Source: Olympia Sport

“However, it was a success, because it managed to imitate the Sokol slets and incorporate a large part of the Sokol movement into the state physical education system.”

With the exception of 1970, the Spartakiads would take place every five years until 1990, when the event was renamed as the “Prague Sports Games”. Originally planned to be the largest Spartakiad yet, it would end up being the last, to the disappointment of many of those who had been eagerly training for their moment in the spotlight. Dr Roubal says that the end of the Spartakiads was not just a consequence of the Velvet Revolution, but a shift in cultural values and a decision by the Sokols themselves.

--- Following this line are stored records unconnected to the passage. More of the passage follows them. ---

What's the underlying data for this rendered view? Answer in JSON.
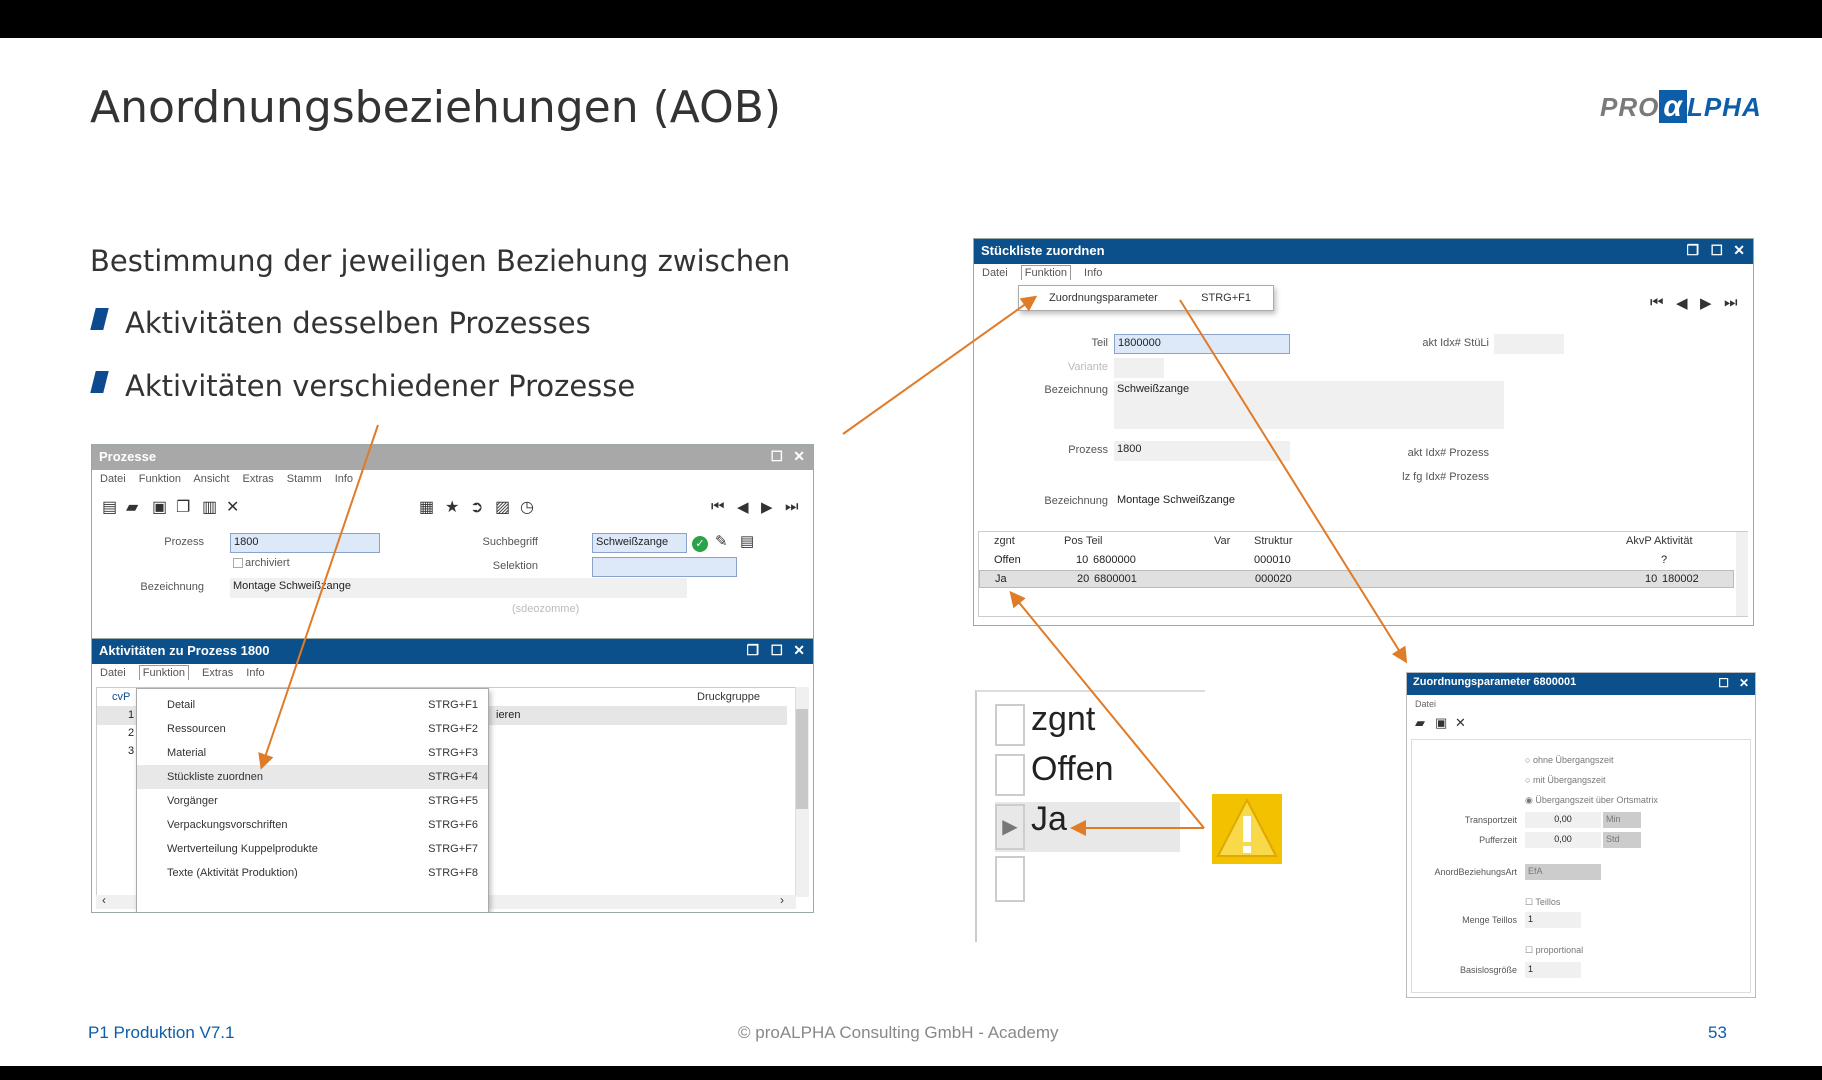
{
  "slide_title": "Anordnungsbeziehungen (AOB)",
  "logo": {
    "pre": "PRO",
    "alpha": "α",
    "post": "LPHA"
  },
  "intro": "Bestimmung der jeweiligen Beziehung zwischen",
  "bullets": [
    "Aktivitäten desselben Prozesses",
    "Aktivitäten verschiedener Prozesse"
  ],
  "footer": {
    "left": "P1 Produktion V7.1",
    "center": "© proALPHA Consulting GmbH - Academy",
    "page": "53"
  },
  "prozesse": {
    "title": "Prozesse",
    "menu": [
      "Datei",
      "Funktion",
      "Ansicht",
      "Extras",
      "Stamm",
      "Info"
    ],
    "prozess_label": "Prozess",
    "prozess_value": "1800",
    "archiviert_label": "archiviert",
    "bezeichnung_label": "Bezeichnung",
    "bezeichnung_value": "Montage Schweißzange",
    "suchbegriff_label": "Suchbegriff",
    "suchbegriff_value": "Schweißzange",
    "selektion_label": "Selektion",
    "faded": "(sdeozomme)"
  },
  "aktivitaeten": {
    "title": "Aktivitäten zu Prozess 1800",
    "menu": [
      "Datei",
      "Funktion",
      "Extras",
      "Info"
    ],
    "col_a": "cvP",
    "col_druck": "Druckgruppe",
    "row_frag": "ieren",
    "rownums": [
      "1",
      "2",
      "3"
    ],
    "popup": [
      {
        "label": "Detail",
        "key": "STRG+F1"
      },
      {
        "label": "Ressourcen",
        "key": "STRG+F2"
      },
      {
        "label": "Material",
        "key": "STRG+F3"
      },
      {
        "label": "Stückliste zuordnen",
        "key": "STRG+F4"
      },
      {
        "label": "Vorgänger",
        "key": "STRG+F5"
      },
      {
        "label": "Verpackungsvorschriften",
        "key": "STRG+F6"
      },
      {
        "label": "Wertverteilung Kuppelprodukte",
        "key": "STRG+F7"
      },
      {
        "label": "Texte (Aktivität Produktion)",
        "key": "STRG+F8"
      }
    ]
  },
  "stueckliste": {
    "title": "Stückliste zuordnen",
    "menu": [
      "Datei",
      "Funktion",
      "Info"
    ],
    "dropdown_label": "Zuordnungsparameter",
    "dropdown_key": "STRG+F1",
    "teil_label": "Teil",
    "teil_value": "1800000",
    "variante_label": "Variante",
    "bez_label": "Bezeichnung",
    "bez_value": "Schweißzange",
    "prozess_label": "Prozess",
    "prozess_value": "1800",
    "bez2_label": "Bezeichnung",
    "bez2_value": "Montage Schweißzange",
    "akt_stuli": "akt Idx# StüLi",
    "akt_prozess": "akt Idx# Prozess",
    "lz_prozess": "lz fg Idx# Prozess",
    "headers": [
      "zgnt",
      "Pos",
      "Teil",
      "Var",
      "Struktur",
      "AkvP",
      "Aktivität"
    ],
    "rows": [
      {
        "zgnt": "Offen",
        "pos": "10",
        "teil": "6800000",
        "struktur": "000010",
        "akvp": "",
        "akt": "?"
      },
      {
        "zgnt": "Ja",
        "pos": "20",
        "teil": "6800001",
        "struktur": "000020",
        "akvp": "10",
        "akt": "180002"
      }
    ]
  },
  "zoom": {
    "header": "zgnt",
    "rows": [
      "Offen",
      "Ja"
    ]
  },
  "zuordnung": {
    "title": "Zuordnungsparameter 6800001",
    "menu": "Datei",
    "opt1": "ohne Übergangszeit",
    "opt2": "mit Übergangszeit",
    "opt3": "Übergangszeit über Ortsmatrix",
    "transportzeit_label": "Transportzeit",
    "transportzeit_value": "0,00",
    "transportzeit_unit": "Min",
    "pufferzeit_label": "Pufferzeit",
    "pufferzeit_value": "0,00",
    "pufferzeit_unit": "Std",
    "anord_label": "AnordBeziehungsArt",
    "anord_value": "EfA",
    "teillos_label": "Teillos",
    "menge_label": "Menge Teillos",
    "menge_value": "1",
    "proportional_label": "proportional",
    "basislos_label": "Basislosgröße",
    "basislos_value": "1"
  },
  "colors": {
    "accent_blue": "#0b4f8b",
    "arrow_orange": "#e07b28",
    "warning_yellow": "#f2c100"
  }
}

“The Spartakiads were becoming quite a part of the daily routine of many people, especially from the countryside. They no longer saw these events as ideologically charged. They wanted to take part in this event, which they saw as a tradition of Sokol performances. It was of course a very enjoyable, as well as providing the opportunity to spend a week or two in Prague. They saw no reason for why this should be cancelled due to politics. Many of them actually compared the situation to 1970 when the Spartakiad was canceled by the Communist Party for political reasons.

Spartakiad mass excercise in 1985,  photo: TV Nova

“However, I think that this is quite a narrow perspective of people who were actively taking part in exercising. I think that, during the 1970s and 1980s, society moved quite far away from this type of cultural practice. Individualism became the main cultural principle and Spartakiads are the furthest apart from that.

“Therefore, it was quite unlikely that this massive event would be possible to organise in changed economic and political conditions. The last nail in the coffin to the Spartakiads was hammered in by the Sokol movement, which decided that they want to organise their own events and do not want to be associated with the 1990 Spartakiad. Once this political support was removed it was pretty obvious that this massive event, which was also very expensive, will take place in new democratic conditions.”